India's largest electricity producer National Thermal Power Corporation Ltd will soon appoint two advisers to help it firm up its strategy to enter the nuclear energy business.
With Prime Minister Manmohan Singh inking a deal on the import of nuclear fuel to India, the possibility of entering the nuclear energy business had become very real, and the company had decided to see how soon it could start work, NTPC executives said.
The agreement with the US for fuel supply, if it fructifies, will enable India to step up its civil nuclear programme. Production may go up from 10 giga watt to 275 giga watt by 2052.
Chairman and managing director of NTPC C P Jain said, "We are looking at it as a long-term option." But he refused to elaborate on the company's plans.
NTPC accounts for around 27 per cent of the power produced in the country, though thermal generation continues to be its mainstay.
The company plans to have an installed capacity of 56,000 Mw by 2017 against 23,739 Mw at the end of 2004-05. It intends to do so through significant addition in hydel capacity and by foraying into non-conventional and nuclear energy generation.
"Nuclear power is the way to go in the long-run.
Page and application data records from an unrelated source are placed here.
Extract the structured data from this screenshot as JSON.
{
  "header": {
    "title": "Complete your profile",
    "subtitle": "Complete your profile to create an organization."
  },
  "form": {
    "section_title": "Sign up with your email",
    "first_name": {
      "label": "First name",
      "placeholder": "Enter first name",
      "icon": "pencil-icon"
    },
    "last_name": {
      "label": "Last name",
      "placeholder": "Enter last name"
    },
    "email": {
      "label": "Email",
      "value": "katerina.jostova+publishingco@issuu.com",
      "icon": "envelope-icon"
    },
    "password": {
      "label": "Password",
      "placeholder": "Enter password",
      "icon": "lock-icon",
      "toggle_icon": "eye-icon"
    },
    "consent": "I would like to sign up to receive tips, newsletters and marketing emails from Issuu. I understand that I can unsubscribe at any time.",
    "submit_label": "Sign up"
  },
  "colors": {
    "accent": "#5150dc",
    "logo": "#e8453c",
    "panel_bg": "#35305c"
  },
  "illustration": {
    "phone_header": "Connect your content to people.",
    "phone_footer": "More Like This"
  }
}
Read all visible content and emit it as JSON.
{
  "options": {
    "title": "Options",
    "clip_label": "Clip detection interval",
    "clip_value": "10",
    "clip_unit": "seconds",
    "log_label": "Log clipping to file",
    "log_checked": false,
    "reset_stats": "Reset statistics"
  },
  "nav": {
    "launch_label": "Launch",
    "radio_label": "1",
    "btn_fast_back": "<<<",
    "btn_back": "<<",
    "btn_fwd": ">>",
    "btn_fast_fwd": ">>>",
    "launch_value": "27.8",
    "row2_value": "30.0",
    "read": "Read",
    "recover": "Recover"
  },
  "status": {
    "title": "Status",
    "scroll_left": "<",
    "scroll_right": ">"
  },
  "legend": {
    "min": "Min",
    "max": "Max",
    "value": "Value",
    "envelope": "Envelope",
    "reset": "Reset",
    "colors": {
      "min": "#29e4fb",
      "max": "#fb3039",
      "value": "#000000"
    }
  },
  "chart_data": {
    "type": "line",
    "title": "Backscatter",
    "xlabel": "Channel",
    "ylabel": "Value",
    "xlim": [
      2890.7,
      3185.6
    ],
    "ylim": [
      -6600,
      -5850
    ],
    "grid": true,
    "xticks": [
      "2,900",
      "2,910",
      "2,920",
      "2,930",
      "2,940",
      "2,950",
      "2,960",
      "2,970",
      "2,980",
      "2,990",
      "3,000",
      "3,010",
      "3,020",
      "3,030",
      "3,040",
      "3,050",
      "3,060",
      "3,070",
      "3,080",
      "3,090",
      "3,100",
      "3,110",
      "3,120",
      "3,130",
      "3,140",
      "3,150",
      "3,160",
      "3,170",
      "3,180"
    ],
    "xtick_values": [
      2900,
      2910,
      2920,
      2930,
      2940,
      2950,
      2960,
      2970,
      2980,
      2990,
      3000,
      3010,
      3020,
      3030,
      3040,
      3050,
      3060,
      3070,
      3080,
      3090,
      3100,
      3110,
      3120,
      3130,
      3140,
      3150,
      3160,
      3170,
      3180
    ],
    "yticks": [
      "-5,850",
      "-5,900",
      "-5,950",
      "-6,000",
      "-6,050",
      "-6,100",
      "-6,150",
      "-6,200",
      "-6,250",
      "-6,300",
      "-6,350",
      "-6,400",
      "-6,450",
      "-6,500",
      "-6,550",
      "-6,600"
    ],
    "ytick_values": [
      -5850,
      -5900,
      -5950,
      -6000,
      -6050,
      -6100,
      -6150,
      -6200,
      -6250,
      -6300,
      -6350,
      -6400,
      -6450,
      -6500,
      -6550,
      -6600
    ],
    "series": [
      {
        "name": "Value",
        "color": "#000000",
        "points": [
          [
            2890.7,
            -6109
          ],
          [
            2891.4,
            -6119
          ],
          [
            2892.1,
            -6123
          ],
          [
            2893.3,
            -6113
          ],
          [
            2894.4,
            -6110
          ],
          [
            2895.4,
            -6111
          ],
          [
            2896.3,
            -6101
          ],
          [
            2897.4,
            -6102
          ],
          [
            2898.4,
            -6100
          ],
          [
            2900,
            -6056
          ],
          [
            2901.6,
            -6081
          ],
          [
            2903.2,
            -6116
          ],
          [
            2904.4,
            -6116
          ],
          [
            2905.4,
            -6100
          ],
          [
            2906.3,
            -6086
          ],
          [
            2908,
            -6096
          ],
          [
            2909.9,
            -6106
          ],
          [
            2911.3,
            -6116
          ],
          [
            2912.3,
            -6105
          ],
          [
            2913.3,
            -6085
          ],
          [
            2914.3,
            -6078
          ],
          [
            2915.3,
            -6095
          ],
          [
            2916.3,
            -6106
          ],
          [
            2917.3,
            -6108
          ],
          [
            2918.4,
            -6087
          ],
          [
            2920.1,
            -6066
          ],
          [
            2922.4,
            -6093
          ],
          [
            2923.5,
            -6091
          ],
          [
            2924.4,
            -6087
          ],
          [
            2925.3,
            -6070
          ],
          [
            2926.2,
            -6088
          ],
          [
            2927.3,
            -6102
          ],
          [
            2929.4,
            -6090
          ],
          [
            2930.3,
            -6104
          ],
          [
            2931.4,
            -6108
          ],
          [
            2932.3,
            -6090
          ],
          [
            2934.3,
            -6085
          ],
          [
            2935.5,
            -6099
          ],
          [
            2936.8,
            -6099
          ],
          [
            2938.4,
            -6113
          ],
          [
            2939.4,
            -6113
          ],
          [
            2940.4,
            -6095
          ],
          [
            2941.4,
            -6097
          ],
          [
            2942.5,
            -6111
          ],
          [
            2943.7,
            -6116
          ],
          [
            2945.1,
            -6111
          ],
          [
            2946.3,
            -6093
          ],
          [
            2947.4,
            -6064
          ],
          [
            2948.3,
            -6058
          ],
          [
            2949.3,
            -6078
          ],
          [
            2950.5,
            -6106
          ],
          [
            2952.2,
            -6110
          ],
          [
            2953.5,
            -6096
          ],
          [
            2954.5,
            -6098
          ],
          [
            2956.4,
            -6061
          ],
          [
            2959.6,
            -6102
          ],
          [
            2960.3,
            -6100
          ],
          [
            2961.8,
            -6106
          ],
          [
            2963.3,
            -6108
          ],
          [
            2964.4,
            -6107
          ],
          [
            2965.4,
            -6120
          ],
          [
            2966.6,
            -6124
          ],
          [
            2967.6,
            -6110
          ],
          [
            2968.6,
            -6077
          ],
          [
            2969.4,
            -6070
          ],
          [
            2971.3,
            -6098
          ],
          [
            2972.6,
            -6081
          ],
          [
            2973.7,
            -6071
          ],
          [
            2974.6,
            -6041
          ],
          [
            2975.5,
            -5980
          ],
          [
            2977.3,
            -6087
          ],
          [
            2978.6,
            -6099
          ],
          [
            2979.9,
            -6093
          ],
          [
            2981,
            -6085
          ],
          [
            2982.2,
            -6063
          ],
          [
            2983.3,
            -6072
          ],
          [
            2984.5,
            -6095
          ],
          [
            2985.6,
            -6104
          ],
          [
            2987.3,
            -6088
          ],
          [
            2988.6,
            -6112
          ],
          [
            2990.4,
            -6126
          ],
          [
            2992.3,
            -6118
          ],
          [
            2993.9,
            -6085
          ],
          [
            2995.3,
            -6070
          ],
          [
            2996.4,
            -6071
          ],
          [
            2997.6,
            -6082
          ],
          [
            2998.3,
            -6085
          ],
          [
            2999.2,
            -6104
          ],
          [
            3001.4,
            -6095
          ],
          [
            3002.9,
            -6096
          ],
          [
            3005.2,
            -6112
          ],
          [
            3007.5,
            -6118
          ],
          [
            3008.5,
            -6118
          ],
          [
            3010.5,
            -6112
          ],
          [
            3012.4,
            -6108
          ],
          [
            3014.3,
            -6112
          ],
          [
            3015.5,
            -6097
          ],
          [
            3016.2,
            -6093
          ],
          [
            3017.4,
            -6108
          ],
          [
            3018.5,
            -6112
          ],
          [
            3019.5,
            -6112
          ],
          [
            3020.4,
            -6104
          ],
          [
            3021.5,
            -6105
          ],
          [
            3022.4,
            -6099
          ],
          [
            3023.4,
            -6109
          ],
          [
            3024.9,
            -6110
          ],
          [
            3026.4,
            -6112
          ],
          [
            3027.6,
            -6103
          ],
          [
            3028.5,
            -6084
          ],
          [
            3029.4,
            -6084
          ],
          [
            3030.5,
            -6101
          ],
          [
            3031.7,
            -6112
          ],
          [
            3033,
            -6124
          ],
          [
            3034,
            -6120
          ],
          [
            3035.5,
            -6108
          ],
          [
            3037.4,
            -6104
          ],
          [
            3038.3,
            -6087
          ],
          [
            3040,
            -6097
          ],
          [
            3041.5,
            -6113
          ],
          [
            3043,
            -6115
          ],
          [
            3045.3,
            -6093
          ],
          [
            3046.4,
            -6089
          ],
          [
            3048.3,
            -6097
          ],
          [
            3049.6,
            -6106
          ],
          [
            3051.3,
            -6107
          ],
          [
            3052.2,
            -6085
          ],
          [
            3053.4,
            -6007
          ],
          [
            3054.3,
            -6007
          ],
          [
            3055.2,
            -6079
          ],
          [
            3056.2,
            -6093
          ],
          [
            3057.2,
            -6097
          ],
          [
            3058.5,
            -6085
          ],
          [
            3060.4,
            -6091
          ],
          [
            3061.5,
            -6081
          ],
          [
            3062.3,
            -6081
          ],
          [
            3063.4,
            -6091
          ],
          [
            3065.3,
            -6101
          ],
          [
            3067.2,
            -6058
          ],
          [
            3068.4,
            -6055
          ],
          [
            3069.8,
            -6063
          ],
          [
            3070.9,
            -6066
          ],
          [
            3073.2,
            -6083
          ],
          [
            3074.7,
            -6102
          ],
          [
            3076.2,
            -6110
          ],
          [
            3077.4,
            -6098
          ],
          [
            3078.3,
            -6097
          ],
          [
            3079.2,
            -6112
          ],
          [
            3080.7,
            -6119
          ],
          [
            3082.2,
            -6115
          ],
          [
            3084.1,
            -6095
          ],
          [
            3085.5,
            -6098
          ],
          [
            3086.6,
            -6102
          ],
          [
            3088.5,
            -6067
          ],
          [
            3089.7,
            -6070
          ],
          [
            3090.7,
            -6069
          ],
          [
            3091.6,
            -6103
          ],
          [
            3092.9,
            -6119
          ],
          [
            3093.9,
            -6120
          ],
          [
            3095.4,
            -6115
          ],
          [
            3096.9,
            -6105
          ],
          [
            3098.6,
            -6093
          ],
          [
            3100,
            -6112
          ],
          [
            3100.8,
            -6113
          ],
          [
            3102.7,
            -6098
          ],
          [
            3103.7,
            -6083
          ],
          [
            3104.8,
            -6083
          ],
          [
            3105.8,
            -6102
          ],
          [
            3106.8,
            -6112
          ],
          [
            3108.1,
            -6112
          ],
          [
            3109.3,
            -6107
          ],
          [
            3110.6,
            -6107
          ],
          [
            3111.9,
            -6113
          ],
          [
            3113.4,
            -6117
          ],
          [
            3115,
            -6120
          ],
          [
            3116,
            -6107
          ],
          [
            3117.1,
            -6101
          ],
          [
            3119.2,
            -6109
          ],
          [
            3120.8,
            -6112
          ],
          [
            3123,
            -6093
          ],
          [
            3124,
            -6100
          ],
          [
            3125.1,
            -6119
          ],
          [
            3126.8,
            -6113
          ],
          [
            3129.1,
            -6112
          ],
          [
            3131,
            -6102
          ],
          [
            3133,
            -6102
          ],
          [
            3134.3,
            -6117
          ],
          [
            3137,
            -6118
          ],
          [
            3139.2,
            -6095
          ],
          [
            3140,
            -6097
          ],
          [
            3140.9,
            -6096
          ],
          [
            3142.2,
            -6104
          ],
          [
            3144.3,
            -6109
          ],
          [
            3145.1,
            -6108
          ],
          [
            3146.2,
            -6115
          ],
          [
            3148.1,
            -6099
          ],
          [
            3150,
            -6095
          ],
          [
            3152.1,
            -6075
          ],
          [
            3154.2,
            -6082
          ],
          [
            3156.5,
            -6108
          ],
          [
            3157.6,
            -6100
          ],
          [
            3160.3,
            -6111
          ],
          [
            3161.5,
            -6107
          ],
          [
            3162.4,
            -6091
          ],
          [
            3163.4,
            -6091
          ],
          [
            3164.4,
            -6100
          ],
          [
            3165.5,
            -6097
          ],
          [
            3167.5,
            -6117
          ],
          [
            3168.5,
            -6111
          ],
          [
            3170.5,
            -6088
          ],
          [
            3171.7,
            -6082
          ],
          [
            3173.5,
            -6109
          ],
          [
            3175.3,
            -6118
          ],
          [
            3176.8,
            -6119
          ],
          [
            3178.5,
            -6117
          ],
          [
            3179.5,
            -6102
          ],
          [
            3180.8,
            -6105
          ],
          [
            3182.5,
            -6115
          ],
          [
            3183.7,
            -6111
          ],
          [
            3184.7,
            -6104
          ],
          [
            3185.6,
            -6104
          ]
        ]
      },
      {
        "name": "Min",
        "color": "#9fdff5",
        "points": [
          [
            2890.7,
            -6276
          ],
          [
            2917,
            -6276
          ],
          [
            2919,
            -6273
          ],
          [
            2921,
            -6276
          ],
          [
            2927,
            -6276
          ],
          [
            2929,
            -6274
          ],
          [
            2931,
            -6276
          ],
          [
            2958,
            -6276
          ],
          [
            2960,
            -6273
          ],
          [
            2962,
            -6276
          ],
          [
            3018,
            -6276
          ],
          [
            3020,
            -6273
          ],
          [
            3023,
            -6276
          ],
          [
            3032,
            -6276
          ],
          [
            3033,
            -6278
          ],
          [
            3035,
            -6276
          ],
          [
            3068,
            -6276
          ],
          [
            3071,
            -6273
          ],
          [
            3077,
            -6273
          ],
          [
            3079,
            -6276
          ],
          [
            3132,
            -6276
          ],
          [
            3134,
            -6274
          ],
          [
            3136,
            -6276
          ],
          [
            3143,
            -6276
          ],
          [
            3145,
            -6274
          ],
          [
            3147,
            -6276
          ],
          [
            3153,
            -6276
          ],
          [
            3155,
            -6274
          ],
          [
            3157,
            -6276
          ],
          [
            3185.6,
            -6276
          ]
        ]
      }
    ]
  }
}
Going by current consumption trends, our coal reserves will only last us another 50 years," said an executive, adding that nuclear power was the preferred option for countries like France and Japan with low hydrocarbon reserves.
Executives said NTPC would have to deliberate upon how to get around the dual-use technology export ban imposed by the US, if it did enter the sector.
Certain components required for use in gas-based turbines were covered under dual-use technology, and if imports were not allowed, it would pose a problem for the company, energy analysts said. Nuclear power can account for up to 20 per cent of India's power generation by 2052, up from 5 per cent in 2012, as per projections.
NTPC plans installed capacity of 56,000 Mw by 2017
The deal with US will enable India to step up its civil nuclear programme
- Production can go up from 10 giga watt to 275 giga watt by 2052